Former USC Trojans head coach and current Pac-12 Networks Analyst Kevin O'Neill was kind enough to take a couple minutes with me to discuss his thoughts on what the Huskies can do in the Pac-12 Tournament, their chances at an NIT bid and a few other topics around the team.

The first piece of analysis O'Neill dropped was that Washington was going to have trouble getting by Stanford and playing their way to the second day of the Tournament. In order to pull off a second consecutive upset? "They're going to have to shoot the ball extremely well, and they're going to have to out-rebound Stanford; Stanford does a great job on the boards." Basically what O'Neill is saying is that Washington is going to have to do the two things that they struggle with the most.

Stanford is in the upper third of the conference in both offensive and defensive rebounding percentage (conference play only), with Arizona being the only other team to accomplish the feat. Arizona leads in both categories. Stanford also is in the top third of the conference in opponents' eFG%. Stefan Nastic in particular is going to be difficult to keep off of the offensive glass in Washington's 2-3 zone. He grabs over 10 percent of opponents' misses.

Now, assuming (big assumption) that Washington can bypass Stanford, O'Neill still thinks it is going to be difficult to secure an NIT bid with the post-Upshaw slide. But had Upshaw theoretically still been on the team, the Huskies would have been a lock in the Big Dance. Once those games get started, we really can't know who is going to come out on top.

He particularly noted how difficult it would be for a coaching staff to deal with the loss up Upshaw. "It's just too big a void to fill. Not just on the defensive end, cause Upshaw was starting to play so well offensively ... It's very difficult for Lorenzo Romar and his staff to swallow, but it was a very unfortunate incident that led the team down a tough road."
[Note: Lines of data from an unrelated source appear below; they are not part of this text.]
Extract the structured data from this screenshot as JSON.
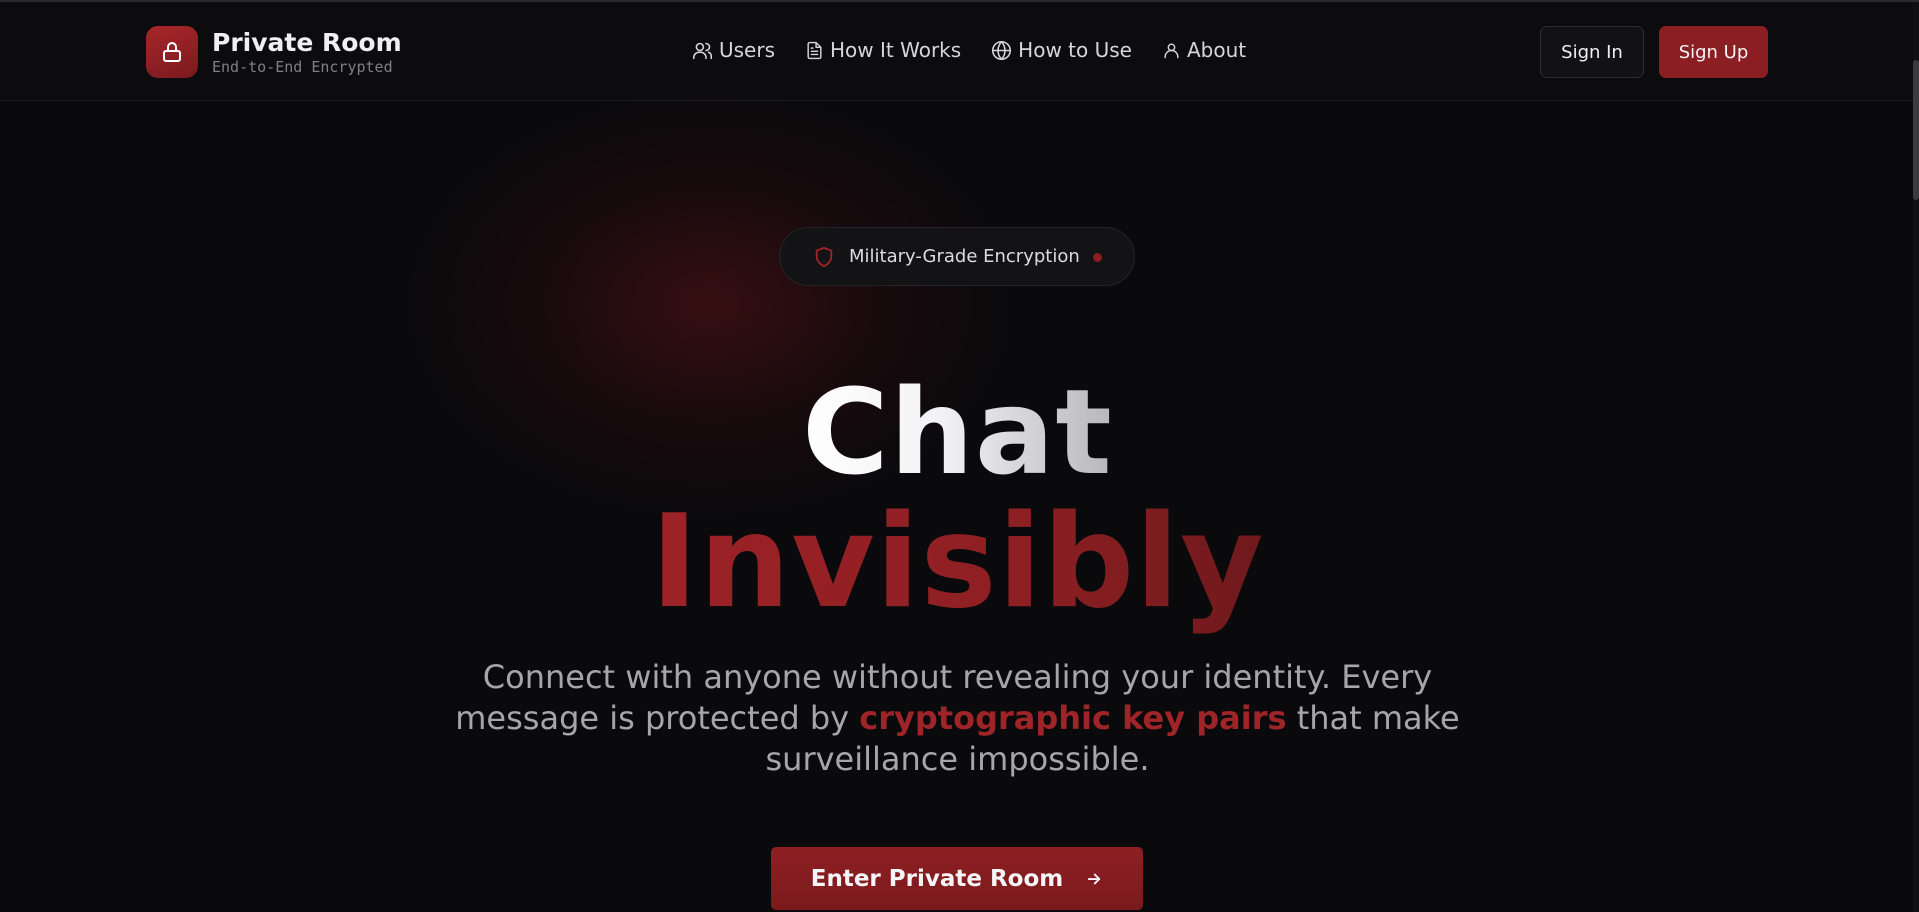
{
  "brand": {
    "title": "Private Room",
    "subtitle": "End-to-End Encrypted",
    "icon": "lock-icon"
  },
  "nav": {
    "items": [
      {
        "label": "Users",
        "icon": "users-icon"
      },
      {
        "label": "How It Works",
        "icon": "document-icon"
      },
      {
        "label": "How to Use",
        "icon": "globe-icon"
      },
      {
        "label": "About",
        "icon": "user-icon"
      }
    ]
  },
  "auth": {
    "sign_in": "Sign In",
    "sign_up": "Sign Up"
  },
  "badge": {
    "label": "Military-Grade Encryption",
    "icon": "shield-icon"
  },
  "hero": {
    "line1": "Chat",
    "line2": "Invisibly",
    "desc_before": "Connect with anyone without revealing your identity. Every message is protected by ",
    "desc_highlight": "cryptographic key pairs",
    "desc_after": " that make surveillance impossible.",
    "cta_label": "Enter Private Room",
    "cta_icon": "arrow-right-icon"
  },
  "colors": {
    "background": "#0a0a0c",
    "accent": "#8a1e22",
    "accent_text": "#9e2428"
  }
}
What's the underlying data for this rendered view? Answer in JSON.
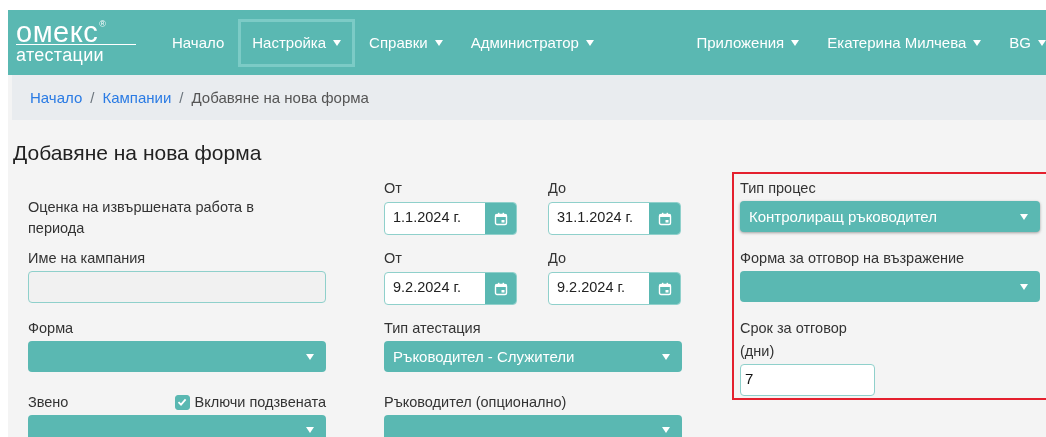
{
  "navbar": {
    "logo": {
      "brand": "омекс",
      "registered": "®",
      "product": "атестации"
    },
    "menu": [
      {
        "label": "Начало",
        "dropdown": false,
        "selected": false
      },
      {
        "label": "Настройка",
        "dropdown": true,
        "selected": true
      },
      {
        "label": "Справки",
        "dropdown": true,
        "selected": false
      },
      {
        "label": "Администратор",
        "dropdown": true,
        "selected": false
      }
    ],
    "right_menu": [
      {
        "label": "Приложения",
        "dropdown": true
      },
      {
        "label": "Екатерина Милчева",
        "dropdown": true
      },
      {
        "label": "BG",
        "dropdown": true
      }
    ]
  },
  "breadcrumb": {
    "separator": "/",
    "items": [
      {
        "label": "Начало",
        "link": true
      },
      {
        "label": "Кампании",
        "link": true
      },
      {
        "label": "Добавяне на нова форма",
        "link": false
      }
    ]
  },
  "page_title": "Добавяне на нова форма",
  "form": {
    "period": {
      "label": "Оценка на извършената работа в периода"
    },
    "period_dates": [
      {
        "label": "От",
        "value": "1.1.2024 г."
      },
      {
        "label": "До",
        "value": "31.1.2024 г."
      }
    ],
    "campaign_name": {
      "label": "Име на кампания",
      "disabled": true
    },
    "campaign_dates": [
      {
        "label": "От",
        "value": "9.2.2024 г."
      },
      {
        "label": "До",
        "value": "9.2.2024 г."
      }
    ],
    "form_select": {
      "label": "Форма"
    },
    "attestation_type": {
      "label": "Тип атестация",
      "value": "Ръководител - Служители"
    },
    "unit": {
      "label": "Звено",
      "include_subunits": {
        "label": "Включи подзвената",
        "checked": true
      }
    },
    "manager": {
      "label": "Ръководител (опционално)"
    },
    "process_settings": {
      "highlighted": true,
      "process_type": {
        "label": "Тип процес",
        "value": "Контролиращ ръководител"
      },
      "objection_form": {
        "label": "Форма за отговор на възражение"
      },
      "response_term": {
        "label": "Срок за отговор",
        "unit": "(дни)",
        "value": "7"
      }
    }
  }
}
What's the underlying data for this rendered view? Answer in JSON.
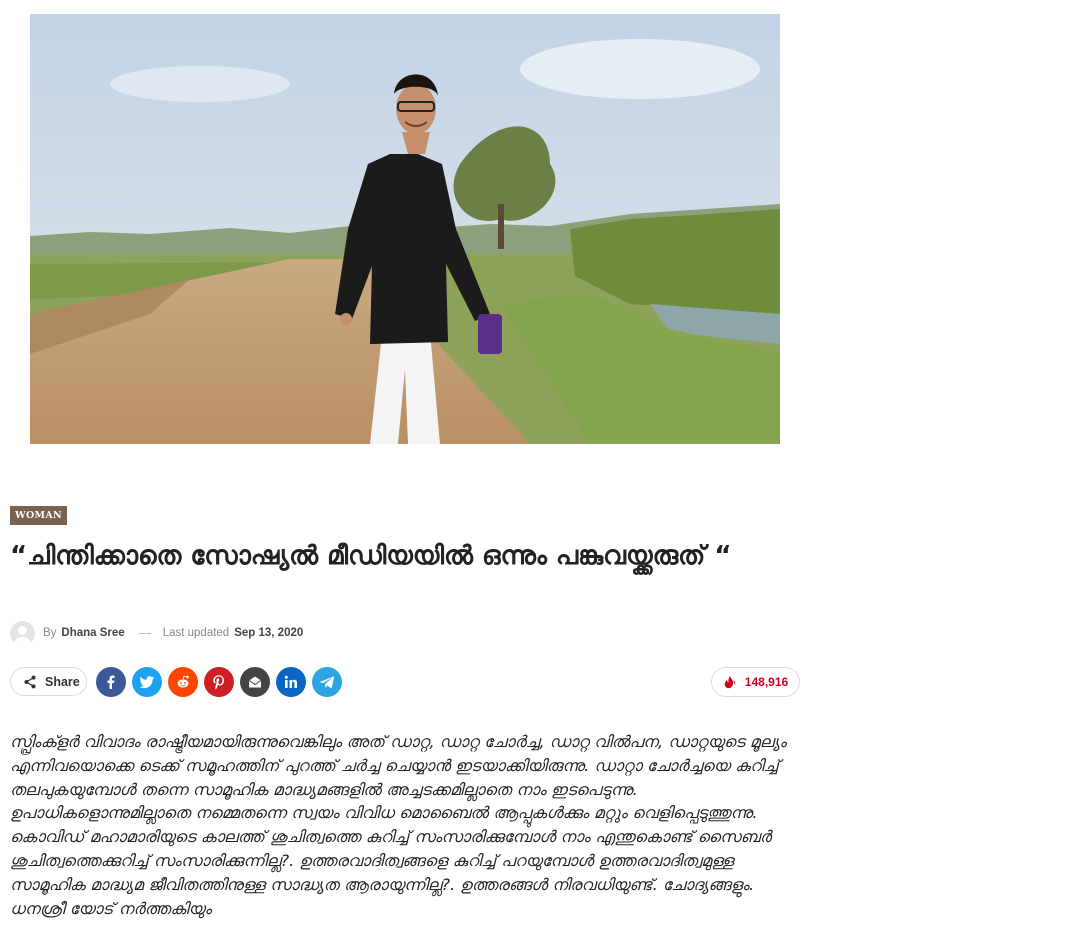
{
  "article": {
    "category": "WOMAN",
    "title": "“ചിന്തിക്കാതെ സോഷ്യൽ മീഡിയയിൽ ഒന്നും പങ്കുവയ്ക്കരുത് “",
    "author_prefix": "By",
    "author": "Dhana Sree",
    "updated_label": "Last updated",
    "updated_date": "Sep 13, 2020",
    "body": "സ്പ്രിംക്ളർ വിവാദം രാഷ്ട്രീയമായിരുന്നുവെങ്കിലും അത് ഡാറ്റ, ഡാറ്റ ചോർച്ച, ഡാറ്റ വിൽപന, ഡാറ്റയുടെ മൂല്യം എന്നിവയൊക്കെ ടെക്ക് സമൂഹത്തിന് പുറത്ത് ചർച്ച ചെയ്യാൻ ഇടയാക്കിയിരുന്നു. ഡാറ്റാ ചോർച്ചയെ കുറിച്ച് തലപുകയുമ്പോൾ തന്നെ സാമൂഹിക മാദ്ധ്യമങ്ങളിൽ അച്ചടക്കമില്ലാതെ നാം ഇടപെടുന്നു. ഉപാധികളൊന്നുമില്ലാതെ നമ്മെതന്നെ സ്വയം വിവിധ മൊബൈൽ ആപ്പുകൾക്കും മറ്റും വെളിപ്പെടുത്തുന്നു. കൊവിഡ് മഹാമാരിയുടെ കാലത്ത് ശുചിത്വത്തെ കുറിച്ച് സംസാരിക്കുമ്പോൾ നാം എന്തുകൊണ്ട് സൈബർ ശുചിത്വത്തെക്കുറിച്ച് സംസാരിക്കുന്നില്ല?. ഉത്തരവാദിത്വങ്ങളെ കുറിച്ച് പറയുമ്പോൾ ഉത്തരവാദിത്വമുള്ള സാമൂഹിക മാദ്ധ്യമ ജീവിതത്തിനുള്ള സാദ്ധ്യത ആരായുന്നില്ല?. ഉത്തരങ്ങൾ നിരവധിയുണ്ട്. ചോദ്യങ്ങളും. ധനശ്രീ യോട് നർത്തകിയും"
  },
  "share": {
    "label": "Share",
    "views": "148,916",
    "networks": [
      {
        "name": "facebook",
        "color": "#3b5998"
      },
      {
        "name": "twitter",
        "color": "#1da1f2"
      },
      {
        "name": "reddit",
        "color": "#ff4500"
      },
      {
        "name": "pinterest",
        "color": "#cb2027"
      },
      {
        "name": "email",
        "color": "#444444"
      },
      {
        "name": "linkedin",
        "color": "#0a66c2"
      },
      {
        "name": "telegram",
        "color": "#2ca5e0"
      }
    ]
  }
}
We know how much of a loss Upshaw was on the basketball court. The defense fell apart around him, and the offense lost its main roll man on Nigel Williams-Goss screen and rolls.

With Upshaw gone, O'Neill says the best gameplan against Washington offensively would be to get the ball inside and crash the offensive glass. The Huskies lack of size (the "emergence" of Gilles Dierickx might help that a little bit) can be exploited. The conference has a size advantage over Washington, not just Arizona with its crazy amount of length and girth up front. Crashing the offensive glass is playing to a team's relative strength, because the Huskies as a whole will struggle to rebound defensively with both the lack of size and use of the 2-3.

Since Upshaw left, the Huskies have been turned into a jump shooting team, which certainly doesn't play to the their strength, without a single player (minimum 20 attempts) hitting 40 percent from behind the three-point arc. Keeping Williams-Goss out of the lane can be difficult (ask Delon Wright) but forcing the Huskies to shoot jumpers and contested twos is a solid gameplan, especially considering Andrew Andrews and Williams-Goss' affinity for the shot.

The boldest statement O'Neill made to me was this: "Nigel Williams-Goss can't play in the NBA, I don't know why everybody's worried about him going to the NBA." He didn't say that Williams-Goss will struggle if he leaves school now. He didn't say Nigel just isn't ready. O'Neill said that he just flat won't be able to play. He said that Williams-Goss isn't quick enough to separate from NBA-level players.

If a player can't use his athleticism to separate himself, he usually needs to have a three-point shot. Williams-Goss doesn't. The last reason O'Neill stated was that the Husky point guard would struggle to defend opposing point guards. I can't argue with any of his reasons, which is why at this point, I agree with O'Neill that it would be a "fatal mistake" for Williams-Goss to go pro at this point in his career.

The last thing I spoke to O'Neill about was his thoughts on the Pac-12 Tournament. He believes that it will be a boring Tournament with the clear favorite Arizona taking the title. Utah and Oregon each have a chance to take down the Wildcats, with Utah having a slightly better chance, but neither stack up well enough to best UofA.

Thanks to O'Neill for taking the time to talk to me. I would point you to his Twitter but it hasn't sent out a tweet since 2009.